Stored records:
* * * * * * * * *

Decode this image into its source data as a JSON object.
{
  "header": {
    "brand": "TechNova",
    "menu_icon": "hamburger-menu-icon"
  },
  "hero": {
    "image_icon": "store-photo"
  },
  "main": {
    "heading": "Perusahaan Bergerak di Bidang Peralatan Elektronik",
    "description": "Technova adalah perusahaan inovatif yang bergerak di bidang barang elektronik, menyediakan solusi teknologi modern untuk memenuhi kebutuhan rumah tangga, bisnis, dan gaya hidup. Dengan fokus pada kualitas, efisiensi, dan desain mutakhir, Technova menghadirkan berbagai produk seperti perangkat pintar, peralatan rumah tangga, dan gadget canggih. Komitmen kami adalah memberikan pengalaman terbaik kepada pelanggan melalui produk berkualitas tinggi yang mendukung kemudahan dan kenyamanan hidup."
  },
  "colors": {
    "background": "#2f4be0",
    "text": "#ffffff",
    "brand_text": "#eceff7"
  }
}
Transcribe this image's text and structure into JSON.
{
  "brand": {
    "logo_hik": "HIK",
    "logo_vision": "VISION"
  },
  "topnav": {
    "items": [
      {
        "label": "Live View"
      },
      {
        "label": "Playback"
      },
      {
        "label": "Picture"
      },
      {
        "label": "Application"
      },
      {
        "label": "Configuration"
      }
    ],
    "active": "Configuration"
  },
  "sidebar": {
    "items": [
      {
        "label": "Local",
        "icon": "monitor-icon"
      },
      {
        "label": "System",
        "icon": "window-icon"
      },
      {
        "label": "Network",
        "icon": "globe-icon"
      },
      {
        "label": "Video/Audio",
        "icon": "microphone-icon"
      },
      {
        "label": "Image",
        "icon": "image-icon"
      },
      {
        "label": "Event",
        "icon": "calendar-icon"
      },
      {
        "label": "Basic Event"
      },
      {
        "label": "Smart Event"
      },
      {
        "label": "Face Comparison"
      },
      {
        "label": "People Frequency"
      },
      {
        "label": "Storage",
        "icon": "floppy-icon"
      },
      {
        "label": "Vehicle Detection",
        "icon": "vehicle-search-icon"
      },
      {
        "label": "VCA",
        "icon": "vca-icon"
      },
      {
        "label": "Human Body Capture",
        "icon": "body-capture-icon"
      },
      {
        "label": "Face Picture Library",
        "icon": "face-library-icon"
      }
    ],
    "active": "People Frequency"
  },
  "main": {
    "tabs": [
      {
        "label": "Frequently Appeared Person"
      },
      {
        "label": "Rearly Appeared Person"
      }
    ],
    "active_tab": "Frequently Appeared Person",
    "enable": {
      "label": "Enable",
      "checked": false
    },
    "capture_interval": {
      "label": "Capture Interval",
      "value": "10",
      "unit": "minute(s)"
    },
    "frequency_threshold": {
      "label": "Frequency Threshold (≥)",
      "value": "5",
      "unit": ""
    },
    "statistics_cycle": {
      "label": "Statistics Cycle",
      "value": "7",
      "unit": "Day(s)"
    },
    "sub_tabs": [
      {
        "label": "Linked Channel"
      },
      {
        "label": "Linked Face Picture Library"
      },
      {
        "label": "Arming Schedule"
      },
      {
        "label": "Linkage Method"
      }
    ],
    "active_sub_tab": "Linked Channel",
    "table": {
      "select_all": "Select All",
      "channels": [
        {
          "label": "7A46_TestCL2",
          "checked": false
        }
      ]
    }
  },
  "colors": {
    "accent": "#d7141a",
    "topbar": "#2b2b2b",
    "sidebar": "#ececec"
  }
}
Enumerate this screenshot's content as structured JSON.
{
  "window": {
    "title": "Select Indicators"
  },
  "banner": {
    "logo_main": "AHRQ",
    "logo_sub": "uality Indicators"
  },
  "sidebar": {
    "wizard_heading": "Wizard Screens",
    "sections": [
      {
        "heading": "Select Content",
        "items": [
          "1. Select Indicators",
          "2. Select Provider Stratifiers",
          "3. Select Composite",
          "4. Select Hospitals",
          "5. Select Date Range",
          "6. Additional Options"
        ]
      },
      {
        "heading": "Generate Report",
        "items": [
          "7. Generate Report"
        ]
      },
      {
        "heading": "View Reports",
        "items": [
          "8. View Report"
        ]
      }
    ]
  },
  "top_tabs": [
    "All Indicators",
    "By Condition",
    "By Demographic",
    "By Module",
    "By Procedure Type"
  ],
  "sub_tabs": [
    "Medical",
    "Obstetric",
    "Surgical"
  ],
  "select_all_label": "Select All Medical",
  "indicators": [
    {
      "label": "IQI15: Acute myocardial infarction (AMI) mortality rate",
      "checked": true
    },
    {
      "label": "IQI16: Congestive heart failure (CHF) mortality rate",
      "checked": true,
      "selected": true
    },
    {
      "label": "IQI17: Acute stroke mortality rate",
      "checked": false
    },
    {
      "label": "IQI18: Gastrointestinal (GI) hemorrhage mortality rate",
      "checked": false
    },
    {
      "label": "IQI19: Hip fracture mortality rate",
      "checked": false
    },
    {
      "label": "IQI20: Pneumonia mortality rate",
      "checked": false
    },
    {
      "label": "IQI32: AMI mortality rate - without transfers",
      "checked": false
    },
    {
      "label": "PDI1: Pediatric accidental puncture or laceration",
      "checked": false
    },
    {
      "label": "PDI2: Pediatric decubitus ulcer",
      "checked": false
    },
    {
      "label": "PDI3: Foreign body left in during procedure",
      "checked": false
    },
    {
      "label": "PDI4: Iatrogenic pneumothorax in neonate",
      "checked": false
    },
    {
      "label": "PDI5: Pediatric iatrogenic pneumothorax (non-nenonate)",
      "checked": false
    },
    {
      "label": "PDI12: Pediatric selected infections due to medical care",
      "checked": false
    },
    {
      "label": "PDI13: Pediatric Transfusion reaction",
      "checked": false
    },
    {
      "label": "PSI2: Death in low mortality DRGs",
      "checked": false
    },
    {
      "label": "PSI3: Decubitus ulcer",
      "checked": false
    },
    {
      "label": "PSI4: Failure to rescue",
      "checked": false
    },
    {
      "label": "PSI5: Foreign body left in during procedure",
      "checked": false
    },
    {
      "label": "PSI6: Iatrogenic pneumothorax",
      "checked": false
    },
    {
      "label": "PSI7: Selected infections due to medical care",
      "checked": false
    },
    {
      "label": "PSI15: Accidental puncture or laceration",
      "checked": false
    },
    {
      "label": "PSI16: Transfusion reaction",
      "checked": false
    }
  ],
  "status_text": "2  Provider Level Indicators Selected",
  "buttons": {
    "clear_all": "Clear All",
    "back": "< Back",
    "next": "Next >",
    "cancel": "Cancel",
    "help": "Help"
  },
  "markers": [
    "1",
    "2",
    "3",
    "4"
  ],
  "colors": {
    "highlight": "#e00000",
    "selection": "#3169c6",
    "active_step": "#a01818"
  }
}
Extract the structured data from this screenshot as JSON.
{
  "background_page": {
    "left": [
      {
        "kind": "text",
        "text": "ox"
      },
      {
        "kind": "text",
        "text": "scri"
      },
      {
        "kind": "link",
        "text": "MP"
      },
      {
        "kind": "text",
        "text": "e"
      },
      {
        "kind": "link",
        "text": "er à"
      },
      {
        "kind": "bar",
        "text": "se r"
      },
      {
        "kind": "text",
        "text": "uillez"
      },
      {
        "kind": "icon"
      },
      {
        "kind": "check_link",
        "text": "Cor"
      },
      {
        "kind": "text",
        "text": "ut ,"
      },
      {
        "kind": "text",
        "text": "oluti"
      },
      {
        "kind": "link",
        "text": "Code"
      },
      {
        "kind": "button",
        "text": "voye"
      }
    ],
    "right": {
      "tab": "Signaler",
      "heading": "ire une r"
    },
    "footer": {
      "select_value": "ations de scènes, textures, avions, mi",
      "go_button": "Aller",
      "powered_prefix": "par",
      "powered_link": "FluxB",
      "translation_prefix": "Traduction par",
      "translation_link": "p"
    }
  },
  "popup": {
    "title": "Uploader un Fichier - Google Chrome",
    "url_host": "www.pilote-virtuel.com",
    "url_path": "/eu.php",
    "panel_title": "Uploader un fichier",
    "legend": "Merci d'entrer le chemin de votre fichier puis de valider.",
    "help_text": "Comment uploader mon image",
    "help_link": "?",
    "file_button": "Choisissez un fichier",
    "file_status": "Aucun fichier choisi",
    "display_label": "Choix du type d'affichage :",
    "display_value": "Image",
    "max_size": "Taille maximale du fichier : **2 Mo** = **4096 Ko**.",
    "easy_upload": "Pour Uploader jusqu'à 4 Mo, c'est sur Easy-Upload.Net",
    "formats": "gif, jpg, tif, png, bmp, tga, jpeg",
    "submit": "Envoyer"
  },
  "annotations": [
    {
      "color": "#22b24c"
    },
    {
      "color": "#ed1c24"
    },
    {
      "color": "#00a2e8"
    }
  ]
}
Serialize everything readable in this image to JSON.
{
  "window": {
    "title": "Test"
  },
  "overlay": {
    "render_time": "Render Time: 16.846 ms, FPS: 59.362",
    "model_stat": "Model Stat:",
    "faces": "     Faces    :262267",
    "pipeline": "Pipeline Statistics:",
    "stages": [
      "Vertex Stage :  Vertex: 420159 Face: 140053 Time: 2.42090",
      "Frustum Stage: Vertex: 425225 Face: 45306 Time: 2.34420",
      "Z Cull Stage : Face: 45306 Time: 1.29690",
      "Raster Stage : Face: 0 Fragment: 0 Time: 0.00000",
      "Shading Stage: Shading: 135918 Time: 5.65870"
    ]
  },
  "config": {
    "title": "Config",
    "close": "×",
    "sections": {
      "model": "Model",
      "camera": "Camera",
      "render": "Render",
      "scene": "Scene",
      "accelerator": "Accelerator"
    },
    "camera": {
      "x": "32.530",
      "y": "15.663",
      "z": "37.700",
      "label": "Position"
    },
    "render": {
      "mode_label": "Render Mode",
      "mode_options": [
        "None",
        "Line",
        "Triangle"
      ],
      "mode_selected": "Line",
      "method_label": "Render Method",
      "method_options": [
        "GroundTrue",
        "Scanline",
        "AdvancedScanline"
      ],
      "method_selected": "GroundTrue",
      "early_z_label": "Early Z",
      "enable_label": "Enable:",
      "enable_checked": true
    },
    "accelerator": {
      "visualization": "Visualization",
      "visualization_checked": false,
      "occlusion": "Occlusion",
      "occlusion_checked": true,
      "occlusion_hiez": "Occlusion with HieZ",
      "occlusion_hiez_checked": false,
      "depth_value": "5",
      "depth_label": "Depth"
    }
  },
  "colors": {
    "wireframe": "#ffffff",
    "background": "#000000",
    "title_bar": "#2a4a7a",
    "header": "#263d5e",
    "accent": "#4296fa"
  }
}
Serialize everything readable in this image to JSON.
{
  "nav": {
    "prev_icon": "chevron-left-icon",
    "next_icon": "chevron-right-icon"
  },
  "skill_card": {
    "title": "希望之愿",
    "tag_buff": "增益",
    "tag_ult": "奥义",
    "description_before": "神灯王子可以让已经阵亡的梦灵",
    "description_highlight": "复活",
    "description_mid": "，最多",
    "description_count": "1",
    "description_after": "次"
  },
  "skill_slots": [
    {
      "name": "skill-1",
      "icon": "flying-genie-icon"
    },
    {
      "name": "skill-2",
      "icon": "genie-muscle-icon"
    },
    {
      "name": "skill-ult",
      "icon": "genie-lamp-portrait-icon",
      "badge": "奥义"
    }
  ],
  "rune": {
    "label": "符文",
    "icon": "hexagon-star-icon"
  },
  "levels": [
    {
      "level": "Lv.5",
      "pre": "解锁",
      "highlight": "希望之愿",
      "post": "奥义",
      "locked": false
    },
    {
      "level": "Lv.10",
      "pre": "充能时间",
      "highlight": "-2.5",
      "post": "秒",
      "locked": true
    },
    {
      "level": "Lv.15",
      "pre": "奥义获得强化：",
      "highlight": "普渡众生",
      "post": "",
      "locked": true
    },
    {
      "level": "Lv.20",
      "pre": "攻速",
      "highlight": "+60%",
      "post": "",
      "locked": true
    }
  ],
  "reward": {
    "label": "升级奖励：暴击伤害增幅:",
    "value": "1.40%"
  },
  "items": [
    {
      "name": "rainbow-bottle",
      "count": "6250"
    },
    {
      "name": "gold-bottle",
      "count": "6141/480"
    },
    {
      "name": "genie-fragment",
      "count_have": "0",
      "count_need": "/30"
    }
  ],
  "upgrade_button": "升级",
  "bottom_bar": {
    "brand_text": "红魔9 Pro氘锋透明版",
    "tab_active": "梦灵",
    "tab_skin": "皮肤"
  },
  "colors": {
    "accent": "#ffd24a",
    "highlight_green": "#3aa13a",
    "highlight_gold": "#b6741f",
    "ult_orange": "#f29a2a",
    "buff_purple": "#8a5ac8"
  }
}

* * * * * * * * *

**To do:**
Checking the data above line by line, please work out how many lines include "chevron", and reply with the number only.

**Answer space:**
2